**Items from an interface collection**
* * * *

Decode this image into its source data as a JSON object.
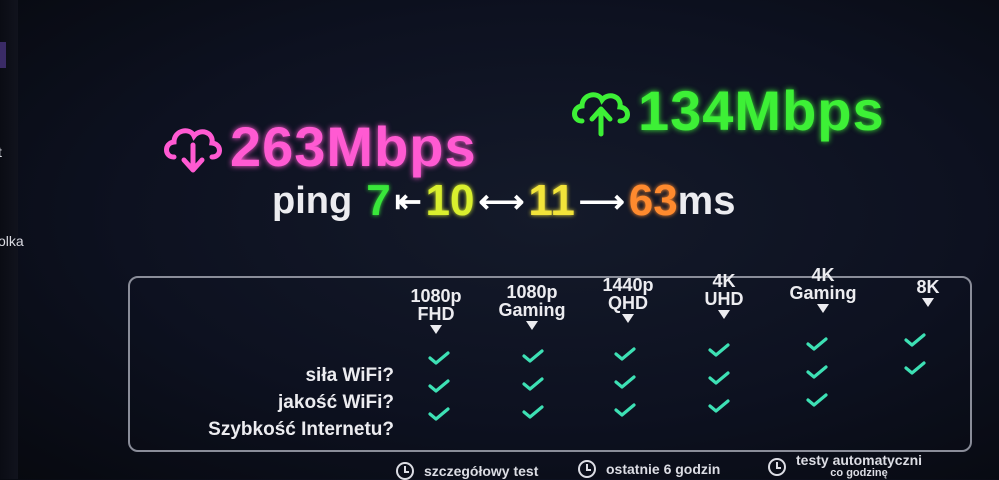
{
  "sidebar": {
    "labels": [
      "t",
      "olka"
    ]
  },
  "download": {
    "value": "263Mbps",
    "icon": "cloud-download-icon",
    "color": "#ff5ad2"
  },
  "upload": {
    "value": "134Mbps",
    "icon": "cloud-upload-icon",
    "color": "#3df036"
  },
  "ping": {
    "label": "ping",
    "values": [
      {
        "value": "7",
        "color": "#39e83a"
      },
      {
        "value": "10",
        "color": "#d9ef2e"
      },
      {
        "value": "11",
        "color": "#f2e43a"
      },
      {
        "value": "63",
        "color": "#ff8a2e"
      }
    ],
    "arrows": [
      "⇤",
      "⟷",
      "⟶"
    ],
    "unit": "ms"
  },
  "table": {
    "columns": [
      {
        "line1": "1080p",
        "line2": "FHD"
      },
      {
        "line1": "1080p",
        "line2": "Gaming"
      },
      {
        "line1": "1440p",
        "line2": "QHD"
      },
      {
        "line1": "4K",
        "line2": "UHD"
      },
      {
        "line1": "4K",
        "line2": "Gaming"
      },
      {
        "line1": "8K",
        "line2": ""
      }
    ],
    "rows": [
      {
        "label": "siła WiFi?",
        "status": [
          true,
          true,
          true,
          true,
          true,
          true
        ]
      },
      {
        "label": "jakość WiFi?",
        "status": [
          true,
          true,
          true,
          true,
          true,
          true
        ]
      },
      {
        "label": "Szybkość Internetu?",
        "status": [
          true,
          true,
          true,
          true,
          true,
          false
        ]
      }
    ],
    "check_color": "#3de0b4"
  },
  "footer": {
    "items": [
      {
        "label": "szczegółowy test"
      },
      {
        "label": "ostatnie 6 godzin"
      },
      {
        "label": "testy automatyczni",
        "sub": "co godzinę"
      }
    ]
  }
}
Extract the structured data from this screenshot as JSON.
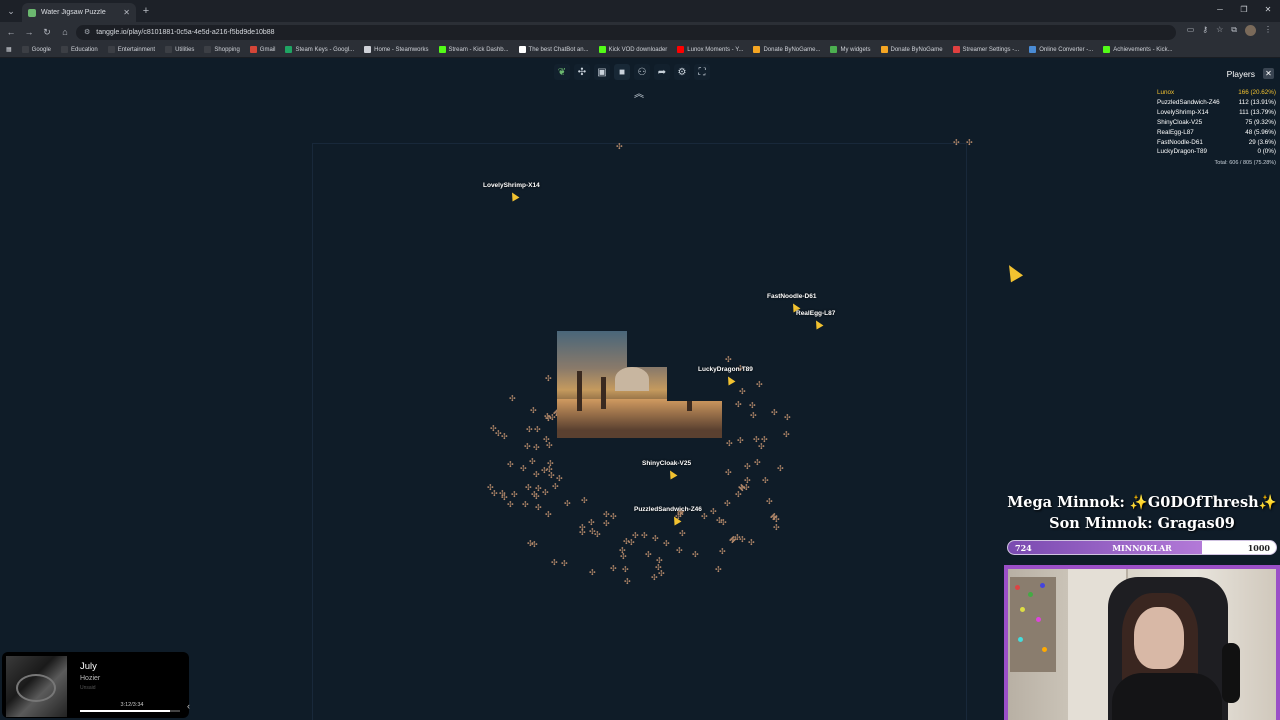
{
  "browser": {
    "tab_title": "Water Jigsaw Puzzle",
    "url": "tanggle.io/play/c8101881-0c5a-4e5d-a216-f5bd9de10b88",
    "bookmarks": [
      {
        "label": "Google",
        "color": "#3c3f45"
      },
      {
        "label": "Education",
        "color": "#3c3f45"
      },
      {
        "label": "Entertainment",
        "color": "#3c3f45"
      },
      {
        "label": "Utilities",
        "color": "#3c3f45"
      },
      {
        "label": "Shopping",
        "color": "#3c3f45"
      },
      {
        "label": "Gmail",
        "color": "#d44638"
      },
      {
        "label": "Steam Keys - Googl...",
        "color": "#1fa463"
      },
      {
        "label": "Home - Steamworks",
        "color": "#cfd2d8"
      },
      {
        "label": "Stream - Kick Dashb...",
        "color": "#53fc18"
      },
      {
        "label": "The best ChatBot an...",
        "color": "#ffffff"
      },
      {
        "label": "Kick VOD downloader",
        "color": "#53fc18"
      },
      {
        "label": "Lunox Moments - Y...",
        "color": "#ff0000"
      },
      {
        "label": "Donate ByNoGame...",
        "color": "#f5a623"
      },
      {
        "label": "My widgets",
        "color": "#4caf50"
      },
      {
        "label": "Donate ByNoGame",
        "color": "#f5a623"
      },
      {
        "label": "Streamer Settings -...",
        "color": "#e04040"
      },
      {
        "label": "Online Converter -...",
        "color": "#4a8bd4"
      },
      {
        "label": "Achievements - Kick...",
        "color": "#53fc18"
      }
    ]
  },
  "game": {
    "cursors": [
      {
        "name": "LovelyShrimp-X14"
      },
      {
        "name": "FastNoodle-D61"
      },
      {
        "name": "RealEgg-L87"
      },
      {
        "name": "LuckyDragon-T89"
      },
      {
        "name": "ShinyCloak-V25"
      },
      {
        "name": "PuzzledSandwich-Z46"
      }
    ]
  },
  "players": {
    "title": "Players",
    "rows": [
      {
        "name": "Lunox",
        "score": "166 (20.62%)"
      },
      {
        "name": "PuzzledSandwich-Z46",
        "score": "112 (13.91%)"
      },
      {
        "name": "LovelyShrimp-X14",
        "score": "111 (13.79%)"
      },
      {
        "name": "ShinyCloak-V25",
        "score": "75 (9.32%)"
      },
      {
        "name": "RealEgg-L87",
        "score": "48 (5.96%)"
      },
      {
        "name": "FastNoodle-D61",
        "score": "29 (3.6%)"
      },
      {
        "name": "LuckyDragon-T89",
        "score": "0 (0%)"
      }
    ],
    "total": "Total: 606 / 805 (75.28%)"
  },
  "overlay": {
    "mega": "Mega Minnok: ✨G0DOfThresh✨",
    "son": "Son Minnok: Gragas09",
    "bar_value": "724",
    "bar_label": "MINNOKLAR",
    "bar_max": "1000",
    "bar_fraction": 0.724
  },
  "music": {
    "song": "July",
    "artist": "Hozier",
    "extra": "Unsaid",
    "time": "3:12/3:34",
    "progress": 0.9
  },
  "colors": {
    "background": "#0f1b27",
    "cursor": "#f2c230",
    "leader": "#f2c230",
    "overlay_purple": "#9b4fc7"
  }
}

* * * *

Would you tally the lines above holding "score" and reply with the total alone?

**Reply**
7